▶ THE PROBLEM
Your task is to write out every line of the data exactly. Drop the pictures.

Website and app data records

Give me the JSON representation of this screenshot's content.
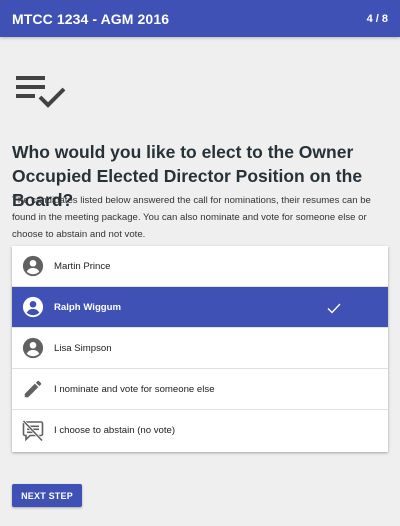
{
  "appbar": {
    "title": "MTCC 1234 - AGM 2016",
    "step": "4 / 8"
  },
  "header_icon": "ballot-list-check-icon",
  "question": "Who would you like to elect to the Owner Occupied Elected Director Position on the Board?",
  "description": "The candidates listed below answered the call for nominations, their resumes can be found in the meeting package. You can also nominate and vote for someone else or choose to abstain and not vote.",
  "options": [
    {
      "label": "Martin Prince",
      "icon": "account-circle-icon",
      "selected": false
    },
    {
      "label": "Ralph Wiggum",
      "icon": "account-circle-icon",
      "selected": true
    },
    {
      "label": "Lisa Simpson",
      "icon": "account-circle-icon",
      "selected": false
    },
    {
      "label": "I nominate and vote for someone else",
      "icon": "pencil-icon",
      "selected": false
    },
    {
      "label": "I choose to abstain (no vote)",
      "icon": "comment-off-icon",
      "selected": false
    }
  ],
  "next_button": "NEXT STEP",
  "colors": {
    "primary": "#3f51b5",
    "background": "#efefef",
    "icon_gray": "#616161"
  }
}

▶ FINAL ANSWER
Give me the JSON representation of this screenshot's content.
{
  "appbar": {
    "title": "MTCC 1234 - AGM 2016",
    "step": "4 / 8"
  },
  "header_icon": "ballot-list-check-icon",
  "question": "Who would you like to elect to the Owner Occupied Elected Director Position on the Board?",
  "description": "The candidates listed below answered the call for nominations, their resumes can be found in the meeting package. You can also nominate and vote for someone else or choose to abstain and not vote.",
  "options": [
    {
      "label": "Martin Prince",
      "icon": "account-circle-icon",
      "selected": false
    },
    {
      "label": "Ralph Wiggum",
      "icon": "account-circle-icon",
      "selected": true
    },
    {
      "label": "Lisa Simpson",
      "icon": "account-circle-icon",
      "selected": false
    },
    {
      "label": "I nominate and vote for someone else",
      "icon": "pencil-icon",
      "selected": false
    },
    {
      "label": "I choose to abstain (no vote)",
      "icon": "comment-off-icon",
      "selected": false
    }
  ],
  "next_button": "NEXT STEP",
  "colors": {
    "primary": "#3f51b5",
    "background": "#efefef",
    "icon_gray": "#616161"
  }
}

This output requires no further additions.